Saturday, December 05, 2009

1911's: I've had enough.

I went to an IDPA Classifier match today, intending to get classified with my 1911 in the CDP division. I had my bro Jay ship it out to me (there wasn't enough room in the truck to bring everything here, so it was staying in his safe for a while) for the purpose of competing with it.

I attempted to compete with it today, and shot well with it. The problem is that the dang thing wouldn't run consistently. I had at least four failures to go into battery, and all those malfunctions caused me to take too much time to classify.

Chances are it needs new springs, and perhaps some new magazines. But that's the problem with a hundred year old design. Get a Glock and shoot the recoil spring to death in it, and it'll still run. That'll be true of several new gun designs: they're just engineered from the ground up to have fewer parts and to run with minimal maintenance. That's definitely not the 1911.

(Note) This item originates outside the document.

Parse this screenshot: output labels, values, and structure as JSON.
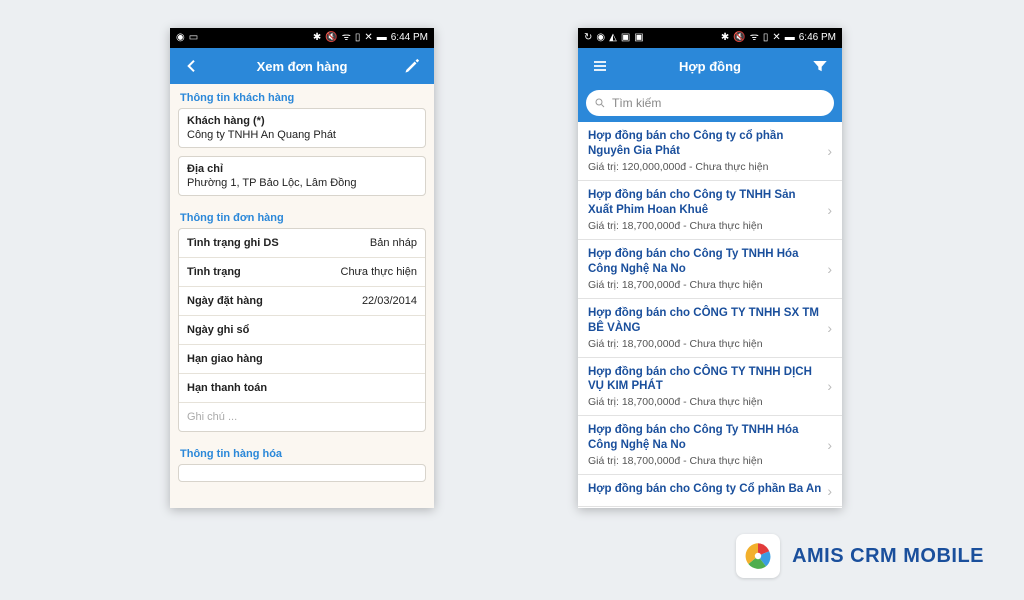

The 1911 still has some characteristics that are outstanding: they're typically very accurate guns that are easy to shoot well. A tuned single action trigger in one is an amazing thing. They're only an inch wide, so they're easy to conceal...although a steel 1911 is a heavy beast by the end of the day.

They have other downsides, too: they're magazine finicky, and as Ken Hackathorn has stated, they're "the king of feedway stoppages". Add to that their limited magazine capacity, and I think I'm pretty much done with the 1911. The upside isn't outweighing the downside. I'm beginning the process of considering what to do with the gun. It may end up traded or sold for an MnP .45 or perhaps a Glock 21 or 30. I miss my old 30.


DirtCrashr said...

Heh - that should get you some blog hits! :-)
Mine needs new sights. I figured out the right magazines.

trajectory said...

Despite the 100 year old design and too many parts I haven't had problems with my 4. Then again I'm not into shooting competitions.

Unfortunately those of us with small hands are stuck with old designed pistols. On a 1911 I have to drop in a short trigger and install thin grips before they fit. With the Hi-Power I have to remove the magazine disconnect and block back the trigger.

So far the only modern design that I can shoot one handed is the Kahr.

Haji said...

My friend Matt E., who's a tremendous shooter and has been mentioned elsewhere on this blog, had his Wilson CQB at the range yesterday. His guns have generally been very reliable for 1911's, but take a guess at what didn't work yesterday? Same problem mine have been plagued with lately: didn't want to return to battery. That's probably a magazine issue. Oddly, neither my MnP or my Glock exhibited that trait.

My hands are pretty large, so I guess I don't realize how hard it is to find guns for small hands. I have the opposite problem: finding a gun big enough to be able to manipulate it while not being too big to carry. Get your hands on a new Gen 4 Glock next year and see if that works for you. Like many newer designs, they'll have interchangeable back straps.

trajectory said...

Any of the interchangable back strap designs that I've seen to date don't really address the problem I have. When gripped correctly, I still can't reach the trigger. They change the angle and palm swell, but not the trigger reach.

I own a Kahr PM9 that I just barely reach. Thin, single stack with a shorter trigger reach than most.

All others that I've handled I can't get my finger in front of the trigger unless I cheat the grip significantly. I can fire them, but 2 handed only.

BTW, the 1911 modifications mentioned just barely get me there.

Haji said...

So YOU'RE the guy from the Burger King commercials!

ASM826 said...

I shoot USPSA with a 1911. I even use cast lead bullets in my reloads. I have had 1 jam in the last year.

You need a 1911 gunsmith, but if you're committed to going back to the Glock, ummm, whaddya want for that 1911?


Haji said...

I want $2500 each. I'm not gonna get rid of either of them.